From arcade games to consoles, computers to Game Boys, and smartphones to tablets, gaming and, therefore, game development has evolved rapidly over the last three decades. As technology has continued to expand, so has the world of development and possibilities for creatives in the industry. Yet, while cell phones are seemingly getting larger, with a desire for more visual space from consumers, another much, much smaller platform is on the horizon, providing an additional though exciting challenge for developers: the smartwatch.
While some publications like TechRadar.com have traced the history of the smartwatch to the early 1980s–with Seiko’s Pulsar NL C01, which could be connected to a printer and included a memory cartridge slot–the devices of yesteryear were not nearly as advanced as what is available to consumers now, mostly because of technological advances, like bluetooth and wireless connectivity, some 30 years later. In fact, up until very recently, the popularity and overall necessity of such a device was uncertain. Yet, with Apple selling 6 million of the devices since its release earlier this year, and with expectations to double that number with 4th quarter holiday sales, eyes are on the smartwatch as the next big (figuratively speaking, of course) thing.
Aki Järvilehto, CEO and founder of Everywear Games, personally believes that the smartwatch is the ideal gaming platform. Speaking about the Apple Watch, specifically, he said the smartwatch will change the development world for the following reasons: “They’re always available and will get you in the game in seconds, much faster than any other platform. We are already seeing a frequency of use among our players that is simply unprecedented in games.” And unlike other platforms, games are shorter, more simple, or what Järvilehto has called “Twitter-sized” entertainment, making games on the device possibly more addictive, resulting in more frequent use.
Not everyone is sold on smartwatch gaming, however. Some of the caution has been attributed to the difficulty for developers to manage advertising and for the lack of interest in paid games, in comparison to other platforms, at present. Nevertheless, experts suggest that dismissing the idea altogether could be a mistake, considering that shifts in gaming have been consistent with almost every new invention, using the fact that mobile gaming has exceeded desktop gaming in popularity, as an example.
Another factor for developers to consider is the decline in growth in mobile gaming revenue. Recent datashows that revenue of six popular mobile gaming companies grew a combined 1 percent in the second quarter of 2015, in stark contrast to the rapid growth in years prior, signaling that the market is at maturity. Research analyst and CFO for Zynga Asia suggests that what could save the industry is development in untapped markets and “unexplored territories.”

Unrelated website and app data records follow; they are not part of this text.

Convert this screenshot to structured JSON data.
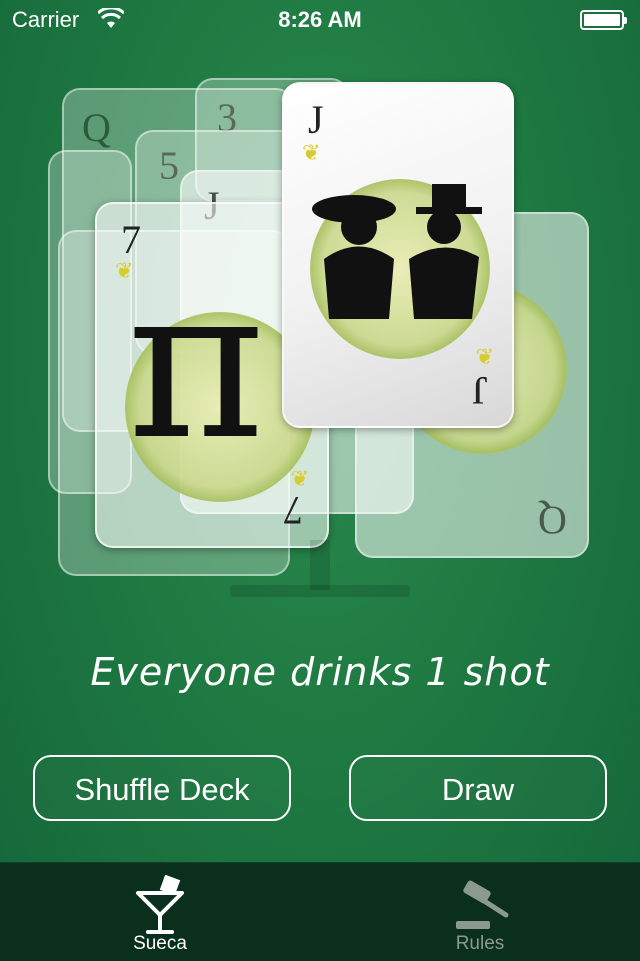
{
  "status": {
    "carrier": "Carrier",
    "time": "8:26 AM"
  },
  "cards": {
    "front_rank": "J",
    "middle_rank": "7",
    "back_rank": "Q",
    "ghost_rank_a": "3",
    "ghost_rank_b": "5",
    "ghost_rank_c": "J"
  },
  "message": "Everyone drinks 1 shot",
  "buttons": {
    "shuffle": "Shuffle Deck",
    "draw": "Draw"
  },
  "tabs": [
    {
      "label": "Sueca",
      "icon": "cocktail-glass-icon",
      "selected": true
    },
    {
      "label": "Rules",
      "icon": "gavel-icon",
      "selected": false
    }
  ],
  "colors": {
    "background": "#1f7a42",
    "tab_bar": "#0a2f1c",
    "tab_selected": "#ffffff",
    "tab_unselected": "#8a9a8f"
  }
}
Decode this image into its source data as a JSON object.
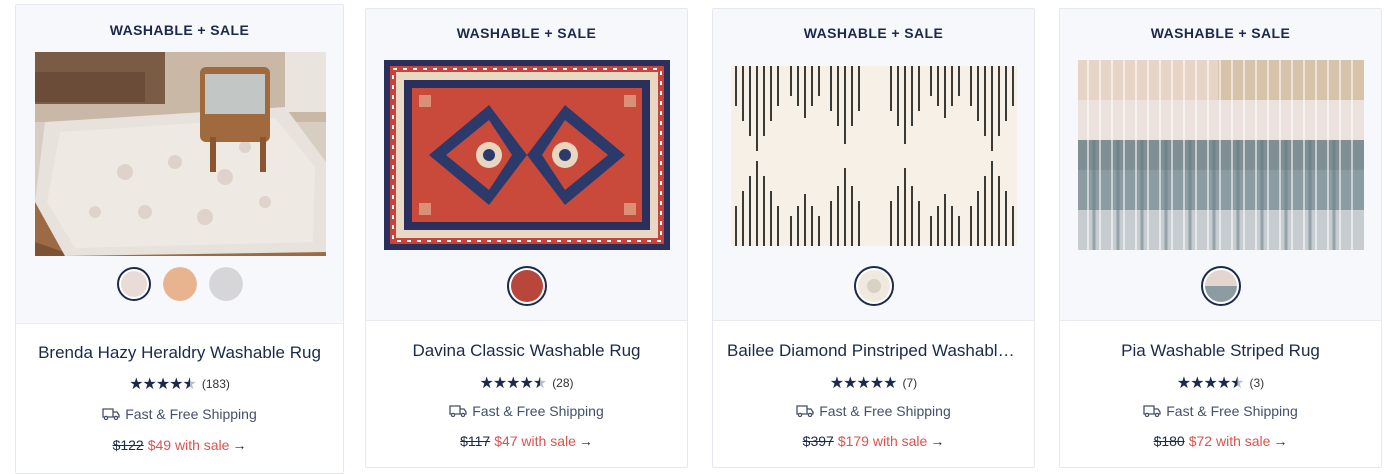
{
  "products": [
    {
      "badge": "WASHABLE + SALE",
      "name": "Brenda Hazy Heraldry Washable Rug",
      "rating": 4.5,
      "review_count": "(183)",
      "shipping": "Fast & Free Shipping",
      "original_price": "$122",
      "sale_price": "$49 with sale",
      "arrow": "→",
      "swatch_colors": [
        "#e9dcd6",
        "#e8b48f",
        "#d6d6d8"
      ],
      "selected_swatch": 0
    },
    {
      "badge": "WASHABLE + SALE",
      "name": "Davina Classic Washable Rug",
      "rating": 4.5,
      "review_count": "(28)",
      "shipping": "Fast & Free Shipping",
      "original_price": "$117",
      "sale_price": "$47 with sale",
      "arrow": "→",
      "swatch_colors": [
        "#b8463a"
      ],
      "selected_swatch": 0
    },
    {
      "badge": "WASHABLE + SALE",
      "name": "Bailee Diamond Pinstriped Washable Rug",
      "rating": 5,
      "review_count": "(7)",
      "shipping": "Fast & Free Shipping",
      "original_price": "$397",
      "sale_price": "$179 with sale",
      "arrow": "→",
      "swatch_colors": [
        "#efe9df"
      ],
      "selected_swatch": 0
    },
    {
      "badge": "WASHABLE + SALE",
      "name": "Pia Washable Striped Rug",
      "rating": 4.5,
      "review_count": "(3)",
      "shipping": "Fast & Free Shipping",
      "original_price": "$180",
      "sale_price": "$72 with sale",
      "arrow": "→",
      "swatch_colors": [
        "#c9bdb6"
      ],
      "selected_swatch": 0
    }
  ],
  "colors": {
    "navy": "#1b2a4a",
    "sale_red": "#d9534f",
    "panel_bg": "#f7f8fc"
  },
  "icons": {
    "shipping": "truck-icon",
    "rating": "star-icon"
  }
}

At any rate, smartwatch gaming is relatively new, so skepticism is natural. However, all signs point to continued growth and advancement. As with anything else, those who get there first will have some advantages and will likely be first to see the benefits. It’s too early to tell whether the platform will be as large as, say, cell phones or desktop; however, there is growth and that deserves some consideration.